Growing older has its benefits, for women at least. Rather than becoming moodier as they age, new research has found that many women get happier in later life, particularly in the 20 years from 50-years-old through to 70.

The University of Melbourne study found that both negative mood and depressive symptoms decreased significantly over that time, and across the years after menopause.

Until now, there has been little longitudinal research into depressive symptoms and negative mood as a specific measure and the research can be affected by bias, as those with a lowered mood drop out over time. But this study, published in Maturitas, a scientific journal focusing on midlife health and beyond, followed women for 20 years from the early 1990s.
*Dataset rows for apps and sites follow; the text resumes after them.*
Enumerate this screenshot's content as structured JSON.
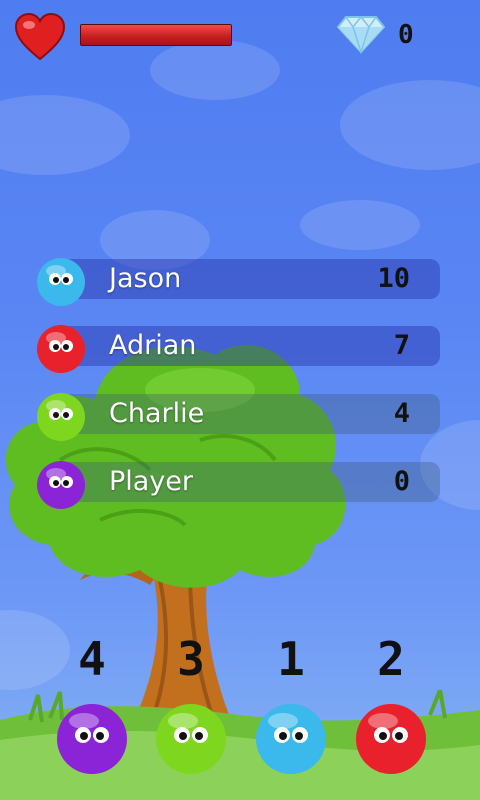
{
  "hud": {
    "heart_icon": "heart-icon",
    "health_fraction": 1.0,
    "gem_icon": "diamond-icon",
    "gem_count": "0"
  },
  "scoreboard": [
    {
      "name": "Jason",
      "score": "10",
      "color": "#3bb8ec"
    },
    {
      "name": "Adrian",
      "score": "7",
      "color": "#e8212c"
    },
    {
      "name": "Charlie",
      "score": "4",
      "color": "#7fd61e"
    },
    {
      "name": "Player",
      "score": "0",
      "color": "#8a24d6"
    }
  ],
  "ball_counts": [
    {
      "count": "4",
      "color": "#8a24d6"
    },
    {
      "count": "3",
      "color": "#7fd61e"
    },
    {
      "count": "1",
      "color": "#3bb8ec"
    },
    {
      "count": "2",
      "color": "#e8212c"
    }
  ]
}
The research – which was carried out by University of Melbourne psychologist Ms Katherine Campbell, psychiatrist Professor Lorraine Dennerstein, Head of the Healthy Ageing Program in the Department of Medicine and Radiology Professor Cassandra Szoeke, and Monash University’s Mark Tacey, combining input from University of Melbourne’s psychiatry, psychology, and neurology departments and the Melbourne EpiCentre, a collaboration between the University of Melbourne, Melbourne Health and the Royal Melbourne Hospital.

This article was first published on Pursuit. Read the full original article.